But the lower the alleged hit chance–the lower the hit chance the first time the ability is used–the harder it is to avoid miss streaks while still allowing hit streaks. (I imagine that there is some kind of breakpoint, where abilities that have been debuffed to a below-50% hit chance can no longer avoid miss streaks, but “guessing how this works” is not really my focus here.)
As you might have surmised from one of my earlier tweets, the reason I reacted so viscerally to this information is that I feel like I’ve been punished for acting “rationally” all this time. In avoiding thinking I believed to be “fallacious”–by avoiding low-hit-chance abilities, by behaving as if I was rolling dice, by avoiding low-hit-chance abilities in most of my builds, I’ve apparently been punishing myself.
How I see it, there are two ways to make the tooltip of Demolish match its behavior. They could give us either the completely unpredictable behavior of the coin flip–or they can raise the lowest base chance to be greater than 50%. Loss-streak prevention is incompatible with a 50% base chance to hit.

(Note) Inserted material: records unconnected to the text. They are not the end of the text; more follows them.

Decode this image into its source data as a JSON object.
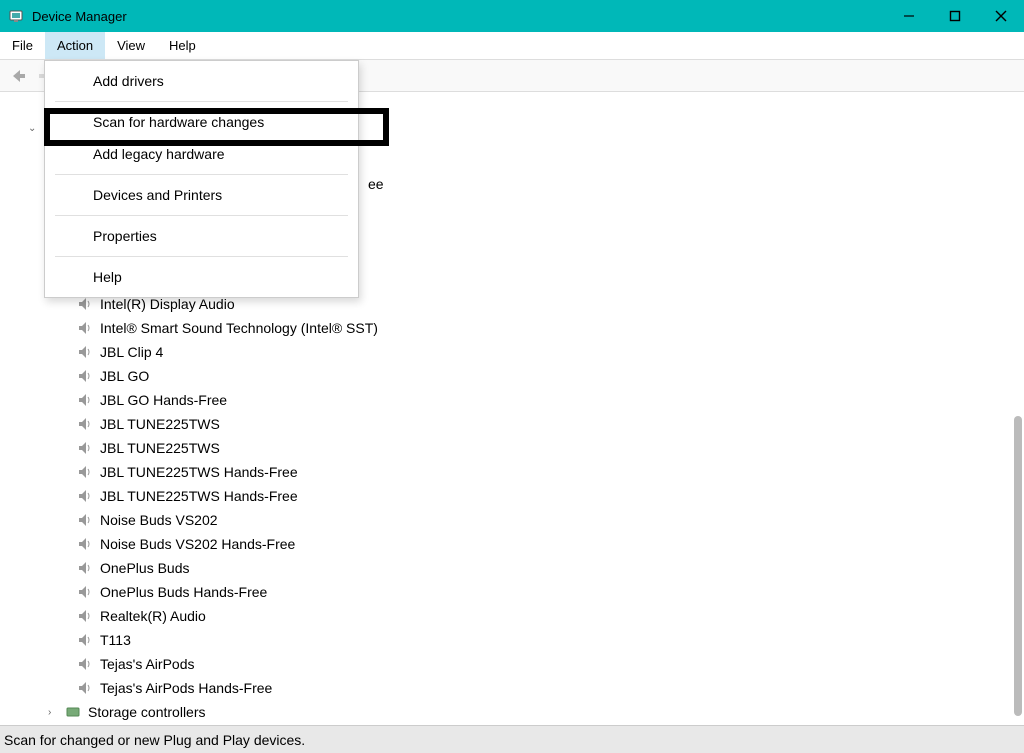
{
  "window": {
    "title": "Device Manager"
  },
  "menubar": {
    "items": [
      "File",
      "Action",
      "View",
      "Help"
    ],
    "activeIndex": 1
  },
  "actionMenu": {
    "items": [
      {
        "label": "Add drivers",
        "sepAfter": true
      },
      {
        "label": "Scan for hardware changes",
        "highlighted": true
      },
      {
        "label": "Add legacy hardware",
        "sepAfter": true
      },
      {
        "label": "Devices and Printers",
        "sepAfter": true
      },
      {
        "label": "Properties",
        "sepAfter": true
      },
      {
        "label": "Help"
      }
    ]
  },
  "tree": {
    "visiblePartialSuffix": "ee",
    "devices": [
      "Intel(R) Display Audio",
      "Intel® Smart Sound Technology (Intel® SST)",
      "JBL Clip 4",
      "JBL GO",
      "JBL GO Hands-Free",
      "JBL TUNE225TWS",
      "JBL TUNE225TWS",
      "JBL TUNE225TWS Hands-Free",
      "JBL TUNE225TWS Hands-Free",
      "Noise Buds VS202",
      "Noise Buds VS202 Hands-Free",
      "OnePlus Buds",
      "OnePlus Buds Hands-Free",
      "Realtek(R) Audio",
      "T113",
      "Tejas's AirPods",
      "Tejas's AirPods Hands-Free"
    ],
    "nextCategory": "Storage controllers"
  },
  "statusbar": {
    "text": "Scan for changed or new Plug and Play devices."
  }
}
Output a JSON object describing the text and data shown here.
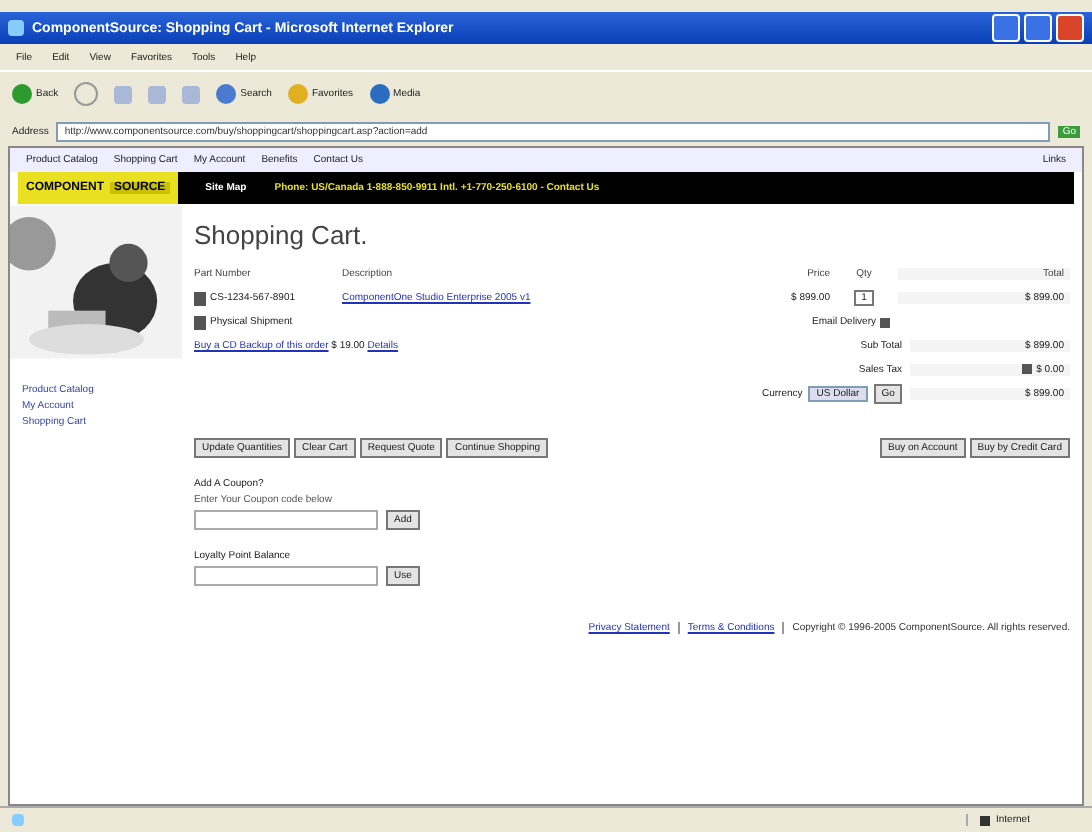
{
  "window": {
    "title": "ComponentSource: Shopping Cart - Microsoft Internet Explorer"
  },
  "menu": [
    "File",
    "Edit",
    "View",
    "Favorites",
    "Tools",
    "Help"
  ],
  "toolbar": [
    {
      "label": "Back"
    },
    {
      "label": "Search"
    },
    {
      "label": "Favorites"
    },
    {
      "label": "Media"
    }
  ],
  "address": {
    "label": "Address",
    "value": "http://www.componentsource.com/buy/shoppingcart/shoppingcart.asp?action=add",
    "go": "Go"
  },
  "links_bar": {
    "items": [
      "Product Catalog",
      "Shopping Cart",
      "My Account",
      "Benefits",
      "Contact Us"
    ],
    "right": "Links"
  },
  "banner": {
    "logo": "COMPONENT",
    "logo_tag": "SOURCE",
    "items": [
      "Site Map",
      "Phone: US/Canada 1-888-850-9911 Intl. +1-770-250-6100 - Contact Us"
    ]
  },
  "sidebar": {
    "items": [
      "Product Catalog",
      "My Account",
      "Shopping Cart"
    ]
  },
  "cart": {
    "title": "Shopping Cart.",
    "columns": [
      "Part Number",
      "Description",
      "Price",
      "Qty",
      "Total"
    ],
    "item": {
      "part": "CS-1234-567-8901",
      "description": "ComponentOne Studio Enterprise 2005 v1",
      "price": "$ 899.00",
      "qty": "1",
      "total": "$ 899.00"
    },
    "note": "Physical Shipment",
    "delivery": "Email Delivery",
    "insurance": {
      "link": "Buy a CD Backup of this order",
      "price": "$ 19.00",
      "more": "Details"
    },
    "subtotal": {
      "label": "Sub Total",
      "value": "$ 899.00"
    },
    "tax": {
      "label": "Sales Tax",
      "value": "$ 0.00"
    },
    "currency": {
      "label": "Currency",
      "options": [
        "US Dollar",
        "Go"
      ],
      "value": "$ 899.00"
    },
    "buttons": [
      "Update Quantities",
      "Clear Cart",
      "Request Quote",
      "Continue Shopping"
    ],
    "right_buttons": [
      "Buy on Account",
      "Buy by Credit Card"
    ],
    "coupon": {
      "title": "Add A Coupon?",
      "hint": "Enter Your Coupon code below",
      "button": "Add"
    },
    "points": {
      "title": "Loyalty Point Balance",
      "button": "Use"
    }
  },
  "footer": {
    "links": [
      "Privacy Statement",
      "Terms & Conditions"
    ],
    "copyright": "Copyright © 1996-2005 ComponentSource. All rights reserved."
  },
  "status_bar": {
    "zone": "Internet"
  }
}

I for one would like the former–I would rather live (and, yes, game) in a predictable world, governed by the laws of probability I learned when I was 11: A world where, yes, the “random number” has a tiny chance of being nine forever. I would prefer a game system that can be understood, theorycrafted, even emulated & duplicated outside the actual engine, even if it occasionally just totally screws me over, to a game system where some “benevolent” force is so concerned about my “fun” that the gambler’s fallacy is actually enforced. Knowing that somebody out there is on my side just lessens my sense of accomplishment and joy. Luck is a drug; being given presents can get kind of boring.